> _What you will do_
Look through the data below and show every line that includes "rellenado".

> _Exercise materials_
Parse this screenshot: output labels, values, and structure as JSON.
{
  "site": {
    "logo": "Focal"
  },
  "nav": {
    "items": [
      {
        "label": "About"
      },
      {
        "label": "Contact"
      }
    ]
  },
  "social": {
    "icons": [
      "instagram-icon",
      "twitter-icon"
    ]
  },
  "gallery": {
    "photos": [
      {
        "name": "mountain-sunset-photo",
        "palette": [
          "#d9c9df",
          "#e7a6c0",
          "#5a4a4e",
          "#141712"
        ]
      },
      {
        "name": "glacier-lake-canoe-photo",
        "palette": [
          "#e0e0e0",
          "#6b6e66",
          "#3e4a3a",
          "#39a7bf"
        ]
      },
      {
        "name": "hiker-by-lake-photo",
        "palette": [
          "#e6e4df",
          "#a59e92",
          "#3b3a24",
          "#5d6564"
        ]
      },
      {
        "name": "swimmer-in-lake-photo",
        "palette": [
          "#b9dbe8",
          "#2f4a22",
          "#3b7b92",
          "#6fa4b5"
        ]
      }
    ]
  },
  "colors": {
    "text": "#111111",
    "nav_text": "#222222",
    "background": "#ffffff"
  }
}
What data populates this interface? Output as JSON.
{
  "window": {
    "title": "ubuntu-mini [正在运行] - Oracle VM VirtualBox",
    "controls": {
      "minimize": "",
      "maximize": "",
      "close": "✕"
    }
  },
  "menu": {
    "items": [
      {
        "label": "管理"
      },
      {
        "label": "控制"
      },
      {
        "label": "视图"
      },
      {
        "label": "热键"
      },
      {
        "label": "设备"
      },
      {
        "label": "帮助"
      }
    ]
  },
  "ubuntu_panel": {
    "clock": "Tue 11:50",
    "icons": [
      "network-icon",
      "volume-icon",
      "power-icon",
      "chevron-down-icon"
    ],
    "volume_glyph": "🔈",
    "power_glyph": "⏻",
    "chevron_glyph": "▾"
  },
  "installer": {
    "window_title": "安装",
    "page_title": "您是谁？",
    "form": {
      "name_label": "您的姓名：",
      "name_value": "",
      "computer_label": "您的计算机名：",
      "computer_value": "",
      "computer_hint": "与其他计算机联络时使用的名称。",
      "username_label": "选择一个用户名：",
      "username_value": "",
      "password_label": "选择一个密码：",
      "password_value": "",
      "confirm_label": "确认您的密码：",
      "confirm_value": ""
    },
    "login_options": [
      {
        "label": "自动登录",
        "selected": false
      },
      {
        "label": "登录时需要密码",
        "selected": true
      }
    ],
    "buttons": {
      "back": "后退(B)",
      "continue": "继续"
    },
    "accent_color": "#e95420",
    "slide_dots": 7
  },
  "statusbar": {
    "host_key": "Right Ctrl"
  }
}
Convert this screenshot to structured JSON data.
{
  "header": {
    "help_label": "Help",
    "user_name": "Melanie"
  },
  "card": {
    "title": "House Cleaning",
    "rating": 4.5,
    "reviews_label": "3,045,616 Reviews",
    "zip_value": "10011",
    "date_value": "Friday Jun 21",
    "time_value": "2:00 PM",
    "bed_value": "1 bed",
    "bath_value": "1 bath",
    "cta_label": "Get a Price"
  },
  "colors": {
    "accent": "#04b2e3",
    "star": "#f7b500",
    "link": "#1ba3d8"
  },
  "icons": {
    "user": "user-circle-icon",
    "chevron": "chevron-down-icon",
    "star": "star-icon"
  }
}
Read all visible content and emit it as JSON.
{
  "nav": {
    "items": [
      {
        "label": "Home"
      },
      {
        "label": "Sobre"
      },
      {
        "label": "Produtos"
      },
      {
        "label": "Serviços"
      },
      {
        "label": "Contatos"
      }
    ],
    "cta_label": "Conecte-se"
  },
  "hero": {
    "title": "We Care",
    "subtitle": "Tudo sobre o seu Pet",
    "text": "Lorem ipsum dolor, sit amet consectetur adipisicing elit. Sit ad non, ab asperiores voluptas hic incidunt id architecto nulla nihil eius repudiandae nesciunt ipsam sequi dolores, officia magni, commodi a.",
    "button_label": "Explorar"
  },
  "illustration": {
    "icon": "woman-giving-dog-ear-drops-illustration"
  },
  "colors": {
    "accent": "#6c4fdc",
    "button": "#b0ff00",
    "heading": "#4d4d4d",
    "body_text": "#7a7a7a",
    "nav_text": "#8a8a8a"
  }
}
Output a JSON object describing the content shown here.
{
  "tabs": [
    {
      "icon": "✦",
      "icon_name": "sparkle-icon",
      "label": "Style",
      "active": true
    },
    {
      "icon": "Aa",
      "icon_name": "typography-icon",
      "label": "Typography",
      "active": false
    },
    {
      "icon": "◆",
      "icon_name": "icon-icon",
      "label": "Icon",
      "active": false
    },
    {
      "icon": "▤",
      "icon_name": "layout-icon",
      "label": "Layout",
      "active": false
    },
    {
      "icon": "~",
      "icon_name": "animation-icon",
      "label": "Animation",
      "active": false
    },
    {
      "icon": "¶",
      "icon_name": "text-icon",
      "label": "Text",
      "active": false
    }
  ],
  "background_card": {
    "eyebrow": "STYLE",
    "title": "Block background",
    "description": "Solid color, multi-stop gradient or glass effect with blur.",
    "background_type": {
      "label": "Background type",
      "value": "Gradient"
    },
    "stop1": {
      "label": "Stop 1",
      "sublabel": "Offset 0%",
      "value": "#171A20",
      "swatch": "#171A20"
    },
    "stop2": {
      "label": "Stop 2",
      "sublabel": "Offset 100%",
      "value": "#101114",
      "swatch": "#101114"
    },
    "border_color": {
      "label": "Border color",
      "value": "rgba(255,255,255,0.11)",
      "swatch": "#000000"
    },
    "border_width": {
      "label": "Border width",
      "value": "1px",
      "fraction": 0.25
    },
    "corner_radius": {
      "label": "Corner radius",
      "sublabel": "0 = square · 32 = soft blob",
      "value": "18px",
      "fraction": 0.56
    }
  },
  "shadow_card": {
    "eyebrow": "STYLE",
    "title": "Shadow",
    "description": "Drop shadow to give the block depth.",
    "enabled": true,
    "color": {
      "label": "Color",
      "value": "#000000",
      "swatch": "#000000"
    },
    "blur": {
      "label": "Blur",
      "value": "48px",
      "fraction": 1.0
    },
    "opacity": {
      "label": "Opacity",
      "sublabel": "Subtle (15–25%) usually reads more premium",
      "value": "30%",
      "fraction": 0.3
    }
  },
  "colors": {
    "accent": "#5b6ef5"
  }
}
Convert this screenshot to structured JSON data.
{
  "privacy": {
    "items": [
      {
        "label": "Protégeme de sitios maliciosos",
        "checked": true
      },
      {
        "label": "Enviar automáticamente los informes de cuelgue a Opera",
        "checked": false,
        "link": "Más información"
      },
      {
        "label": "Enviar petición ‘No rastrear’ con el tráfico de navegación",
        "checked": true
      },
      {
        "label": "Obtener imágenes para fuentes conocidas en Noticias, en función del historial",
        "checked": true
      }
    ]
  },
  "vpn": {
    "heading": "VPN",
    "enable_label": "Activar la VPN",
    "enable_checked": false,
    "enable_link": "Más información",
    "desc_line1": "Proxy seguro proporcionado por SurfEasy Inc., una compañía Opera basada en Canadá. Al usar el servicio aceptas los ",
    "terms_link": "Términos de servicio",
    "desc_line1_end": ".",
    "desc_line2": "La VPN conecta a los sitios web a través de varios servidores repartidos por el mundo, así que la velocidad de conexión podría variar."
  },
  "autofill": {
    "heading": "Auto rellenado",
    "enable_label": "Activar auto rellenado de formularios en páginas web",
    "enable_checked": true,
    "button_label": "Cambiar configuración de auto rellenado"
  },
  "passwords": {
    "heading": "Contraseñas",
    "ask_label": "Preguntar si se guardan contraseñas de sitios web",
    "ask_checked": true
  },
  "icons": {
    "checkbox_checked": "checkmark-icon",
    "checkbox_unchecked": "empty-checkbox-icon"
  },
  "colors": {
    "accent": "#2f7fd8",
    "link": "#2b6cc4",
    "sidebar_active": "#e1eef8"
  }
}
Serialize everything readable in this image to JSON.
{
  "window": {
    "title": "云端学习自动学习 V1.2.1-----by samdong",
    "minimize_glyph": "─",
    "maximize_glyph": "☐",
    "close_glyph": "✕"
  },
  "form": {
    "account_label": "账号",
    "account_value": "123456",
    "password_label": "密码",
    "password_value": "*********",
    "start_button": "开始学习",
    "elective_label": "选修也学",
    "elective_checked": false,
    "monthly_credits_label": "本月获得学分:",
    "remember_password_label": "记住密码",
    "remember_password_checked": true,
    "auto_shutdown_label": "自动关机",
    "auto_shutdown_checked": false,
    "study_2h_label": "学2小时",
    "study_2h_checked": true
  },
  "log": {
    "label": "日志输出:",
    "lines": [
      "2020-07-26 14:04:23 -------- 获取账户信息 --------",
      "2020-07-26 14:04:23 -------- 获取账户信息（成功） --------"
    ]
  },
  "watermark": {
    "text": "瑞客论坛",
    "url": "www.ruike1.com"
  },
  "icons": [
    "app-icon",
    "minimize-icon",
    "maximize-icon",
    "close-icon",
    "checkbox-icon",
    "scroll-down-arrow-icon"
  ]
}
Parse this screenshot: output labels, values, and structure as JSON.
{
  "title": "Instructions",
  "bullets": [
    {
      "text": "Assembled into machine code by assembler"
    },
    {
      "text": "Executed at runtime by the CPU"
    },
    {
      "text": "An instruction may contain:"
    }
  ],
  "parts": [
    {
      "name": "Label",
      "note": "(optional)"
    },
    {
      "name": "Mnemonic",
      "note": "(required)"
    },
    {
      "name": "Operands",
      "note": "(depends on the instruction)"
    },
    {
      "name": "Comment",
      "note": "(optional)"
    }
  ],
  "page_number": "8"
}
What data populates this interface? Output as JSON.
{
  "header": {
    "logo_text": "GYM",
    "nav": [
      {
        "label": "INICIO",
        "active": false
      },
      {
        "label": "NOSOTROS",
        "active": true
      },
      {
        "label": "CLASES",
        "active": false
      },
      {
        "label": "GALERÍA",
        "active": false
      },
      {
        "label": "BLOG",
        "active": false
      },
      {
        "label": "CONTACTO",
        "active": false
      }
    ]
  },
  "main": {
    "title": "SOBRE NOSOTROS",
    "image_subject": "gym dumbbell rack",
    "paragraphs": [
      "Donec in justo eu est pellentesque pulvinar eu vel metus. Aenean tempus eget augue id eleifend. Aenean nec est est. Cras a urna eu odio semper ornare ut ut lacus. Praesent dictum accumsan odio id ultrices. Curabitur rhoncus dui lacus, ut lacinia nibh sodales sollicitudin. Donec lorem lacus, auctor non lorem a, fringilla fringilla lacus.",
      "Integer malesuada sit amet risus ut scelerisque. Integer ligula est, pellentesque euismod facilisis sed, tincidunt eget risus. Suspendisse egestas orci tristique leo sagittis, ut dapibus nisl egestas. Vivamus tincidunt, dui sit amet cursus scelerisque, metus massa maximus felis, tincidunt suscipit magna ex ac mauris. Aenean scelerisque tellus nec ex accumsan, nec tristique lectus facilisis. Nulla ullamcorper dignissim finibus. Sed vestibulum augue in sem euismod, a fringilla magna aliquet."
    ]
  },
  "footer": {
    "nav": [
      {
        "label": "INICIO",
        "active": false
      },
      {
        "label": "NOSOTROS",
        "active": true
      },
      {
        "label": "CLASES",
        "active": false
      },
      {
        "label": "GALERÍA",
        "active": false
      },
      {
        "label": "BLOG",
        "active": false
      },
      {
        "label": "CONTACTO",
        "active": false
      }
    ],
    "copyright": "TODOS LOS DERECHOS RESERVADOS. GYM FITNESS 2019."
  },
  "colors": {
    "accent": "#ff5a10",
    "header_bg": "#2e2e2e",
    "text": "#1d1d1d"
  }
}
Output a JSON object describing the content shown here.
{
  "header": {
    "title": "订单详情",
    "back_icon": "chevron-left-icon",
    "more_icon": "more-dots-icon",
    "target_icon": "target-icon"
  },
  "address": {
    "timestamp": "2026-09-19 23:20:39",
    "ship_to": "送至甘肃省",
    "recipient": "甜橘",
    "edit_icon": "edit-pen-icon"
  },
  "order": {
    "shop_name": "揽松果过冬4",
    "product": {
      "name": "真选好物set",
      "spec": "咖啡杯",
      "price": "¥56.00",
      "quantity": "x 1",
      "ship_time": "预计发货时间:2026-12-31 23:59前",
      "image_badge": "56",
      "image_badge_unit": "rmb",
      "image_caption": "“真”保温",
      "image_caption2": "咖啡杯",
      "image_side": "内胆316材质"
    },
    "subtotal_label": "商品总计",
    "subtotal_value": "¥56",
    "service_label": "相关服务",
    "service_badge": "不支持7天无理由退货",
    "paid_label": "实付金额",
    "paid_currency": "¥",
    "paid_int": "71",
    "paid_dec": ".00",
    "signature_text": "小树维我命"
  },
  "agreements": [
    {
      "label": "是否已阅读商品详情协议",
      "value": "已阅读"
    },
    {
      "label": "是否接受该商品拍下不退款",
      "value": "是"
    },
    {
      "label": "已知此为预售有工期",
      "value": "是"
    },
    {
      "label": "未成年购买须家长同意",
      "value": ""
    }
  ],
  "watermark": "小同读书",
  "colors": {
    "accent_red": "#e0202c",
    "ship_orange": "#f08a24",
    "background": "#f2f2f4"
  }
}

> _Response box_
    "heading": "Auto rellenado",
    "enable_label": "Activar auto rellenado de formularios en páginas web",
    "button_label": "Cambiar configuración de auto rellenado"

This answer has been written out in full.